I am told that “beginners need help, not criticism”.

And – as you might have guessed – I beg to differ.

What concerns me is not that beginners might get discouraged by my words. Since every one of them assures me that not only have they known in their bones that they were a writer since they were in diapers, but that writing is as to breathing for them – they simply could not exist were writing to be taken from them – I am certain that no words of mine can deter them from their path.


What concerns me is that they think that someone else can and should be able to answer these kinds of questions, which suggests that they see “story” as some kind of analyzable, quantifiable *formula* that can be worked out, parsed, and then faithfully reproduced.


What concerns me is that they view writing not as an exploration of their own internal soul as a metaphor for the eternal human condition, but as yet another advertising algorithm that can be “mastered”.

And that’s not where any of us want this all to go, is it?


How’s the weather out there?

beta readers

There’s a piece of advice that gets traded around on writers’ FB groups, attributed to various famous authors (but mostly Neil Gaiman) that “beta readers” can tell you what is wrong, but editors tell you why and then how to fix it.

And I always nod and not comment because my tried-and-true betas are really good about this: they’ll note that something seems off (and even say, in comments, that they have a PhD. In whatever, and can offer details if I need them, but leave the subsequent queries up to me). They know better than to tell me *how* to write it.

But, then again (keeping in mind that this was the first run at the scene, in the first draft of a novel):

One time, I threw out a general request for some people with some experience in something to read a short snippet and tell me if the terminology was all right, and if it “felt” realistic enough.

Most of the people that responded ignored the specifics of the question and jumped in with anecdotes that were not even slightly pertinent, given the parameters I asked for.

Most gave me advice about what the characters “should” do, ignoring the fact that – being a short excerpt with no surrounding context – I hadn’t asked for solutions to avoid the situation, but for whether or not, given some poor decision-making, the feel of the scene was accurate.

I pointed that out.

I got two more people chiming in with what the characters ought to have done to avoid the problems.

And then, several people gave me contradictory advice, anyway, which suggested to me that perhaps some of them knew a whole lot less than they thought they did.

But the real kicker was that one person gave me a long screed that was essentially an edit.

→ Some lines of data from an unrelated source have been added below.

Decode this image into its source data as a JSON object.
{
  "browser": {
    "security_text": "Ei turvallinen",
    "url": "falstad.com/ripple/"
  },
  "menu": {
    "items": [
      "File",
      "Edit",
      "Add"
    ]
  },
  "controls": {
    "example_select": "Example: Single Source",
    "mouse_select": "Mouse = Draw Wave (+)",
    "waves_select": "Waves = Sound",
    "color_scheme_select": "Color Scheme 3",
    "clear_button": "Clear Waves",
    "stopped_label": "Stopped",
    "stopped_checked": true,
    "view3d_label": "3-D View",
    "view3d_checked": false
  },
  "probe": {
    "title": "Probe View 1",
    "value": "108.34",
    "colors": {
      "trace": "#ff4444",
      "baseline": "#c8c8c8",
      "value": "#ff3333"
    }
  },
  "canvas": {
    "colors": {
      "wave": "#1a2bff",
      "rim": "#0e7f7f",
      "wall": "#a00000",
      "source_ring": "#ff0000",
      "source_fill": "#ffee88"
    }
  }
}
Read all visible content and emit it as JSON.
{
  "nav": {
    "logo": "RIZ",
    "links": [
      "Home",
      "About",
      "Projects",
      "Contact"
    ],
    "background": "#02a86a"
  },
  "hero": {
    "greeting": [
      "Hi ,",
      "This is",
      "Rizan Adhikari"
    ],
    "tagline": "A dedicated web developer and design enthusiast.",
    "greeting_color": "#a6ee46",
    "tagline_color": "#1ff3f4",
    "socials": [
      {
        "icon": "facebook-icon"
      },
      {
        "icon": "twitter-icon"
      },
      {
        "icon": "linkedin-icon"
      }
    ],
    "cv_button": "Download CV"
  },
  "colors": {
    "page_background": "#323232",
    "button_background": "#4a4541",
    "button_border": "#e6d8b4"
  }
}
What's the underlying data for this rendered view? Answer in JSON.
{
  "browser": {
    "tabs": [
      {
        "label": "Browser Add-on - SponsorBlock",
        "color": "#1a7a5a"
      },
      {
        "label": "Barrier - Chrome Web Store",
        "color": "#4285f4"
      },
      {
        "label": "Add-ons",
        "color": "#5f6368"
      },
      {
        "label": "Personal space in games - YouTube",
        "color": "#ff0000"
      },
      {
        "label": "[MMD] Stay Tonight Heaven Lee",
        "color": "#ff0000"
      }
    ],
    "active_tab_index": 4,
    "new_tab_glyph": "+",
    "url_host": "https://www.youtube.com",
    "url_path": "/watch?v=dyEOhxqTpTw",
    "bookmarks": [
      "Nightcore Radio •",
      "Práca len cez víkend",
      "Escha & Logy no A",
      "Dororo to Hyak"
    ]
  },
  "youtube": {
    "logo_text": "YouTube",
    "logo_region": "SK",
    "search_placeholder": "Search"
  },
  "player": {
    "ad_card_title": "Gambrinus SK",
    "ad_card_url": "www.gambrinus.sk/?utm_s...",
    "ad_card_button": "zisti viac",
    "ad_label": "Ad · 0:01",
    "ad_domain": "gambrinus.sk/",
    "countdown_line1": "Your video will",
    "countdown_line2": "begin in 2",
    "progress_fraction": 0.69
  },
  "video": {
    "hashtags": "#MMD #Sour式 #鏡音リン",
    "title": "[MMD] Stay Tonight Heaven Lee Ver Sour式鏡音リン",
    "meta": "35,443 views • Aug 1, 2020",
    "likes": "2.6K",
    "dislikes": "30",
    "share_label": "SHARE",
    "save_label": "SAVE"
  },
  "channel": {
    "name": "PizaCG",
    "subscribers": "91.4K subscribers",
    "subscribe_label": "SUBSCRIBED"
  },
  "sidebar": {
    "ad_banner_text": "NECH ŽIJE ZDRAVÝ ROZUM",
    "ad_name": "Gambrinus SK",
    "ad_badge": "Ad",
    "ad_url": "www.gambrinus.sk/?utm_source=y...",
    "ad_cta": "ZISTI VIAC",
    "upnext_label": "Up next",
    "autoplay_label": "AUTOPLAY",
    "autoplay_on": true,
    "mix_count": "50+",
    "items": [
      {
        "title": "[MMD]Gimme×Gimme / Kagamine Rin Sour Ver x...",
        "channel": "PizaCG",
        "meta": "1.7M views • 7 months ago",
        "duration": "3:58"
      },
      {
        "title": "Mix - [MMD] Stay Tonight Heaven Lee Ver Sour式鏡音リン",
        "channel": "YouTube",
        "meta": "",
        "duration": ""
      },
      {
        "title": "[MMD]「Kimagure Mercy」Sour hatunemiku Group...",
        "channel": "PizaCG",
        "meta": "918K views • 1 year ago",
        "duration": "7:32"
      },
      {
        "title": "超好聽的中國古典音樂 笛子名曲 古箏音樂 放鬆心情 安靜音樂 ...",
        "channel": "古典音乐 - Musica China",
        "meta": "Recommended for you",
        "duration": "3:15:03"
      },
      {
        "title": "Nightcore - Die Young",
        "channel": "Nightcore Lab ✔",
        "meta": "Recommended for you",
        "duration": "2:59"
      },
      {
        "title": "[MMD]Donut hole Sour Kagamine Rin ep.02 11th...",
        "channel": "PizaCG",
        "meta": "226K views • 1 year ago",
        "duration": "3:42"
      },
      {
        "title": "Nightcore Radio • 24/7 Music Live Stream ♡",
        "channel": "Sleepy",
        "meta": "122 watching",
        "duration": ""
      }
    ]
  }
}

They objected to a descriptive phrase, not because it was inaccurate, but because it seemed out of place to them. They ignored the really salient details, and gave advice about a different environment that I specifically said this wasn’t. They felt that the reader would need to know a lot of details that are, in fact, treated much earlier in the chapter, but were not germane to my writer’s dilemma or to the question I had posed.

It was also an edit that suggested that they would hate, hate, hate my books because frankly, in no reality whatsoever would I interrupt a scary, life-threatening action scene to deliver a lecture on meteorology and how storms form over the North Atlantic (which is not where my characters were, anyway.)

My instinct is this: that open queries are a mistake, and that people need to read those queries really carefully when they do come up.

Because now I have a whole lot less respect for some people’s reading comprehension skills, and that’s a little bit sad.